Required work
Collect each line of the entries that holds the string "name".

Data extract
::::::

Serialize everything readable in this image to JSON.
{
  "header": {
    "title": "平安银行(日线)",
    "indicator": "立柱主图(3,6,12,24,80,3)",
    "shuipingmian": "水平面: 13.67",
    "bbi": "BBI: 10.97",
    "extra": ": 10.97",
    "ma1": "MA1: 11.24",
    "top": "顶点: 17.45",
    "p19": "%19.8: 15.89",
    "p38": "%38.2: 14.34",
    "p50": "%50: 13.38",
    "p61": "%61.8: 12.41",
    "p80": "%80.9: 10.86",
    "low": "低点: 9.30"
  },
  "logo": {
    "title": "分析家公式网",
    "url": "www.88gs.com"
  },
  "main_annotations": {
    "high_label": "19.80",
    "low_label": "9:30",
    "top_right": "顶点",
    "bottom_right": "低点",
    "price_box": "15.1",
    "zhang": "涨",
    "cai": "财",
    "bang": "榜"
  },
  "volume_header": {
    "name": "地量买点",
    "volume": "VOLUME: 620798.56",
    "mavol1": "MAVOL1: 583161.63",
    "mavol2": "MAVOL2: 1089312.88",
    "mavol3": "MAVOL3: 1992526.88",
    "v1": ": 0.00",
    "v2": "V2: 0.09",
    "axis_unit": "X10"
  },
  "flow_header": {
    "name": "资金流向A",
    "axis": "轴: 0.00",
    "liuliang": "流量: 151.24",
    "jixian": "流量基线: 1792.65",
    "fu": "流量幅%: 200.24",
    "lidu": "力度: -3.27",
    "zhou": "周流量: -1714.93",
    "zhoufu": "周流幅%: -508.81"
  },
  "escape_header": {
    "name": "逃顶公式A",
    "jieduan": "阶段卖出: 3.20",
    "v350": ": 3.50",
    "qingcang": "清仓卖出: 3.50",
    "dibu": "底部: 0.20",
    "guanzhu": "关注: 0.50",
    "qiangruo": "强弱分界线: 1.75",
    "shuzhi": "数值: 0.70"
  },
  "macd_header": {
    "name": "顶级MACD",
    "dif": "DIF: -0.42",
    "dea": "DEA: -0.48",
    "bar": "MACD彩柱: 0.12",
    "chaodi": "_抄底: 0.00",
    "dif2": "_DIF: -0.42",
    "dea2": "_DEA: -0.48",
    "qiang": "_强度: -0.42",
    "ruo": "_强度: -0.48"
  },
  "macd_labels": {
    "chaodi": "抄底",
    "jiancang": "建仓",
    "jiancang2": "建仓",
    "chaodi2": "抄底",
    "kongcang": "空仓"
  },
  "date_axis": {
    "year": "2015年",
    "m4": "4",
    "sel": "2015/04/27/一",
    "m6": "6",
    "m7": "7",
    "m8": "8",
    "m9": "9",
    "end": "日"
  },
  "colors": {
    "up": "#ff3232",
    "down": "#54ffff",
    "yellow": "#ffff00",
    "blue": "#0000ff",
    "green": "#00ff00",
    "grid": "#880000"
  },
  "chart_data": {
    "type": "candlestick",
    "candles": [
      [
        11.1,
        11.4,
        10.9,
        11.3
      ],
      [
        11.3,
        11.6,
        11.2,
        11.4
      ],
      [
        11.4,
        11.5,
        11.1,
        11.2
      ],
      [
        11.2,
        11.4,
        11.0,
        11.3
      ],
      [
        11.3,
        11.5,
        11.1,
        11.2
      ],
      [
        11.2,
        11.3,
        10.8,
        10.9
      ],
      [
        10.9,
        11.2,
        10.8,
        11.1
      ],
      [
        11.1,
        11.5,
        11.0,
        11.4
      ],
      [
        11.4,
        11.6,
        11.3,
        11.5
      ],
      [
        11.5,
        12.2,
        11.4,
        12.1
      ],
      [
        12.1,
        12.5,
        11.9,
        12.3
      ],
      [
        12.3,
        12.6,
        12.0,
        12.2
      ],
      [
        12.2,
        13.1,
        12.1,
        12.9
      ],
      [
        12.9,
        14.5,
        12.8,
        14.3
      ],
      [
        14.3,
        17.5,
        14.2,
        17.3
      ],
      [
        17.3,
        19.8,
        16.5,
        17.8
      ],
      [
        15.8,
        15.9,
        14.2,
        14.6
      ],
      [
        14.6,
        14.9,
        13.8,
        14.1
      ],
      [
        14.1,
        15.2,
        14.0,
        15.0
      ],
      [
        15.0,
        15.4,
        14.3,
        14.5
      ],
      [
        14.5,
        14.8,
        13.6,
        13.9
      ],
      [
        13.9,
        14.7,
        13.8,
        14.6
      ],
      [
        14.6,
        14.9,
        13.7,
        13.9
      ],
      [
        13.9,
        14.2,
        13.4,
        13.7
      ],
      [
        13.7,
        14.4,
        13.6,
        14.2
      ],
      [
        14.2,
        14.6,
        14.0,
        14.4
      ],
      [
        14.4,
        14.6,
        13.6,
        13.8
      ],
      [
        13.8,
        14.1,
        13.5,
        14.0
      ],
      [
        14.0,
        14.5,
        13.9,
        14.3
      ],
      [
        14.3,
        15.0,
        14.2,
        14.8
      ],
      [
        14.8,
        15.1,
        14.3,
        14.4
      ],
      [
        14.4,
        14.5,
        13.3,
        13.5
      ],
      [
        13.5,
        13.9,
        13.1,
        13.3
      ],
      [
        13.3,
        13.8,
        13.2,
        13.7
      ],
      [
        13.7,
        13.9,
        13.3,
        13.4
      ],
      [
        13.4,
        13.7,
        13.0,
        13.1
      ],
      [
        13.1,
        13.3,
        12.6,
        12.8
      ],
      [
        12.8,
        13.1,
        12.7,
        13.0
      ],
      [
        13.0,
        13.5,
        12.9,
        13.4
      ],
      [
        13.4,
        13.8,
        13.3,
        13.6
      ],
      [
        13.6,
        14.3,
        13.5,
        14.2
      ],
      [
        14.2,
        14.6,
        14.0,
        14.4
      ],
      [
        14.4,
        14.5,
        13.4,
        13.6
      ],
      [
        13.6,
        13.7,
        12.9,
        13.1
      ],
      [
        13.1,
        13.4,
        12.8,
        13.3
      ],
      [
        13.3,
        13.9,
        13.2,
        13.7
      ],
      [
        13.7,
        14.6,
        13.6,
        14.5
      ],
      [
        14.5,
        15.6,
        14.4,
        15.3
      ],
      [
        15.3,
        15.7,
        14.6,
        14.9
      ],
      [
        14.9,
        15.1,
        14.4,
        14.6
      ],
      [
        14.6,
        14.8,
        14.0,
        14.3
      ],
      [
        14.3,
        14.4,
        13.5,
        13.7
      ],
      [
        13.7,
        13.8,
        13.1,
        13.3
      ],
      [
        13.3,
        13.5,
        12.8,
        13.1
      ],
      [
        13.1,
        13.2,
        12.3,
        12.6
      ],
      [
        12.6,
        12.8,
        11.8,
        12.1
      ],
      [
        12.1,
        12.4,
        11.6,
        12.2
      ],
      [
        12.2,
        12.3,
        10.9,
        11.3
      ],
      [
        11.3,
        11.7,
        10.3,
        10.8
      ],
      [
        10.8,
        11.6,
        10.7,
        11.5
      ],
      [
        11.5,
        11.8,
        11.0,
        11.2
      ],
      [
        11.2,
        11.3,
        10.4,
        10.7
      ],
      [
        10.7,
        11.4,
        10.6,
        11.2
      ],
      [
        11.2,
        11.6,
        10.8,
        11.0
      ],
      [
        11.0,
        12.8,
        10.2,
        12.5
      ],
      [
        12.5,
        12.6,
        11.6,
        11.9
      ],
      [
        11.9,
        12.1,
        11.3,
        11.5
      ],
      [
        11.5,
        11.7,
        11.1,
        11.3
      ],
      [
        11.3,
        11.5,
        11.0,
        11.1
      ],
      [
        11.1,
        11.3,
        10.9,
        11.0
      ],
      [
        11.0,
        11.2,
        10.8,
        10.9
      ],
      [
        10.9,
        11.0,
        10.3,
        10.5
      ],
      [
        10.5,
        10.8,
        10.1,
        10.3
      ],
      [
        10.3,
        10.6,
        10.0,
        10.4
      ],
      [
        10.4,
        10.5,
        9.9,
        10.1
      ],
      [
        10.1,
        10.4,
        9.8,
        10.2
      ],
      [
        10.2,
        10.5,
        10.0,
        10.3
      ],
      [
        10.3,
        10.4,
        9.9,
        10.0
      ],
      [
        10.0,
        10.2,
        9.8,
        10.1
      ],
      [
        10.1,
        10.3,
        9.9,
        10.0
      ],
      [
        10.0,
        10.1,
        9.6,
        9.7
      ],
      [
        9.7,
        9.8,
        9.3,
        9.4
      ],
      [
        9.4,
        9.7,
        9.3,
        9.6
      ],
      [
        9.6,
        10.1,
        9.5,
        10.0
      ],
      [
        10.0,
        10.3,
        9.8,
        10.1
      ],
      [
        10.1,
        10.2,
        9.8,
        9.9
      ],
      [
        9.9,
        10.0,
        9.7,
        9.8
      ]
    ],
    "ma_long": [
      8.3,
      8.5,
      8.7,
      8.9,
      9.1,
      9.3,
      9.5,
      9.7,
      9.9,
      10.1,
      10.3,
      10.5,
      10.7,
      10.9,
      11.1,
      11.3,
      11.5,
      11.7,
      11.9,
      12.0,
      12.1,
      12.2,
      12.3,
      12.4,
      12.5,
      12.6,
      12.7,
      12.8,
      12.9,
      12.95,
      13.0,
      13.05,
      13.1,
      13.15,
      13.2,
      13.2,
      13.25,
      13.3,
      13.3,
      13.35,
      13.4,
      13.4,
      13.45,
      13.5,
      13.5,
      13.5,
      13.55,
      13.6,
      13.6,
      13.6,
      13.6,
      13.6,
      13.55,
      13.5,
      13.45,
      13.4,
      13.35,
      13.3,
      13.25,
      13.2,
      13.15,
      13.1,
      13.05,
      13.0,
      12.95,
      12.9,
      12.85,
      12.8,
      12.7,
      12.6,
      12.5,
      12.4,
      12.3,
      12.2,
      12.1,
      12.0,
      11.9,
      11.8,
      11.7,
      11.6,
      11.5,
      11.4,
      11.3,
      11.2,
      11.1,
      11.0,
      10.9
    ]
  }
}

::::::

Task output
    "name": "地量买点",
    "name": "资金流向A",
    "name": "逃顶公式A",
    "name": "顶级MACD",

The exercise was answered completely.